Okay. There is that. And there is this:
Think of the world as a playground. Does the bully—the five-foot-tall third grader with a pituitary disorder—pick on the star athlete or the 60-pound weakling? They’re not going to punch the athlete in the nose because they’ll get socked right back, so they go for the weakling every time. In America’s case, we don’t just stand up to the nuclear-armed bullies—we also stick up for the weaker kids. Russia, to wit, could impose its will on the small Baltic democracies because Russia is big and they are small. It’s American resolve, backed by nuclear weapons, that keeps Russia in check. That’s what you call deterrence.
This is what I hear from Trump: that he wants to flip that equation and make the United States the bully. That is, We’re big and we have nukes and we can use them to kill terrorists in Raqqa and Mosul. Stop us if you dare. It’s how he’s run his businesses for decades: I can do whatever I want. In the business world, it was shady and unethical. In the national-security world, it’s downright dangerous.
I don’t think it’s empty talk either. His spokesperson said a few months ago, “what good is a nuclear triad if you can’t use it?” That could the stupidest thing ever said in the history of presidential campaigns, which puts it in the running for stupid thing ever said in the history of humanity. Nuclear weapons are like an understanding between the athlete and the bully: You don’t screw with me and I won’t screw with you. It’s a way for the two biggest kids on the block to communicate with each other in no uncertain terms. That Trump allegedly believes that nukes are solutions to low-intensity problems like ISIS and Al-Qaeda is raw, unfiltered insanity.
There is plenty more in the interview, including Noonan calling Trump a “petty thug.” But perhaps the most insightful thing he said about Trump’s character has to do with his lack of “respect for this country,” in that he has failed to do any of the work, like learning things about the world, that any serious candidate for president should consider it his duty to do:
When Mitt and Jeb ran for office, they studied. They asked questions. They had a hunger and desire to learn, because they knew that the demands of leadership are unforgiving. Ignorance is a choice. And Trump’s choice—to not do the work—is essentially saying “I don’t care about you or the demands of this office.”

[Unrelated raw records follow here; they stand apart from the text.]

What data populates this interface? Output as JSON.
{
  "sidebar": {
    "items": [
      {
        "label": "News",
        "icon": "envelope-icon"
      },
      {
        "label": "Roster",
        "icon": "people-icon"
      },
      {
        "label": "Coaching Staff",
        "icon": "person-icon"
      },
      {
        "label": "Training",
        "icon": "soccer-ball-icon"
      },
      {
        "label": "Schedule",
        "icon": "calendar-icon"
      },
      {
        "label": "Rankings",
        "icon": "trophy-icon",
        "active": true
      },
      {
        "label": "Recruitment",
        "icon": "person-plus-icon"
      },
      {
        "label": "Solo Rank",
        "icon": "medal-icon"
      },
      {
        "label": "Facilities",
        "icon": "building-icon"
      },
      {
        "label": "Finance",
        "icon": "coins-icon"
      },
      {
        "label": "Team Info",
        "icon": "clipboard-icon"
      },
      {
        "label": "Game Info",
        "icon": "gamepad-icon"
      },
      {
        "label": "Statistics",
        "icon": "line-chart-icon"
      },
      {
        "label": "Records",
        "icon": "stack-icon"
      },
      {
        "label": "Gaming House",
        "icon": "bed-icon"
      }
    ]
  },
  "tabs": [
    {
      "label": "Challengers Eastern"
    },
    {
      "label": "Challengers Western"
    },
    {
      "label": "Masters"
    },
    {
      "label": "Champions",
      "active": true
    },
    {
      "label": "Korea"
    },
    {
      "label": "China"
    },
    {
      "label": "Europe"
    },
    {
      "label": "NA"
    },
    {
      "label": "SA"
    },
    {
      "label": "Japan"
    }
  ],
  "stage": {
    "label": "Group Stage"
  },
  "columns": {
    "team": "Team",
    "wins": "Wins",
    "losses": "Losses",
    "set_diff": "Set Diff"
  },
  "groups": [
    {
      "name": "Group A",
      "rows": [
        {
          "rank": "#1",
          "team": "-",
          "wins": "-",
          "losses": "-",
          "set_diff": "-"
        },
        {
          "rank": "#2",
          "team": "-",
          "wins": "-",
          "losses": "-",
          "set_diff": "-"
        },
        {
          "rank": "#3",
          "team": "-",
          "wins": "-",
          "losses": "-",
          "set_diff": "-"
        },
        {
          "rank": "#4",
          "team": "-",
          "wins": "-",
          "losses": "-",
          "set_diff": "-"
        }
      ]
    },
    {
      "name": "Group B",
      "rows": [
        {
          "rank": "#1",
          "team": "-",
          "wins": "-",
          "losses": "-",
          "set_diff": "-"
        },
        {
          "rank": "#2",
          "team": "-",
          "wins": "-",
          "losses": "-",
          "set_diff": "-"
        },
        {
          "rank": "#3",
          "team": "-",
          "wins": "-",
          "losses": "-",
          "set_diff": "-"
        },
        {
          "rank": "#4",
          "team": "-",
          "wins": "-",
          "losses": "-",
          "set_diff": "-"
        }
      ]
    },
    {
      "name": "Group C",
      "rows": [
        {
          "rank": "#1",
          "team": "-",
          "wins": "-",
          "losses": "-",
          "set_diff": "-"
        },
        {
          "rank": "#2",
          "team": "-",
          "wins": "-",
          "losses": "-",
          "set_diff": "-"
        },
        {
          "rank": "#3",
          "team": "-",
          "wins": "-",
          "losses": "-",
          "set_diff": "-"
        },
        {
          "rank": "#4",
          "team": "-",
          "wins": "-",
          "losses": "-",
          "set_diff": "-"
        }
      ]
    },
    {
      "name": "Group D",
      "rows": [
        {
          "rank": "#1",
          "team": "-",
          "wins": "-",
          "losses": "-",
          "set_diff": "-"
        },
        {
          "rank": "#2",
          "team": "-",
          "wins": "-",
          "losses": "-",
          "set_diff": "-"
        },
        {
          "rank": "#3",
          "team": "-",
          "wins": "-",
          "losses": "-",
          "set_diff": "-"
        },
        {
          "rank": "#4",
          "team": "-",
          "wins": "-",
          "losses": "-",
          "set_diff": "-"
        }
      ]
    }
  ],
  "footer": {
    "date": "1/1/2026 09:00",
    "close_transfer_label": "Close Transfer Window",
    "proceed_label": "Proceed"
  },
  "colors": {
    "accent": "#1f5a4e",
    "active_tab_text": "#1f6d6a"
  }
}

I’m not sure if, in Trump’s case, ignorance is a choice he has consciously made or a result of a faulty mental system (I tend toward the latter). Either way, what remains is the ignorance. And as Noonan and other prominent Republicans make absolutely clear, it is damned dangerous.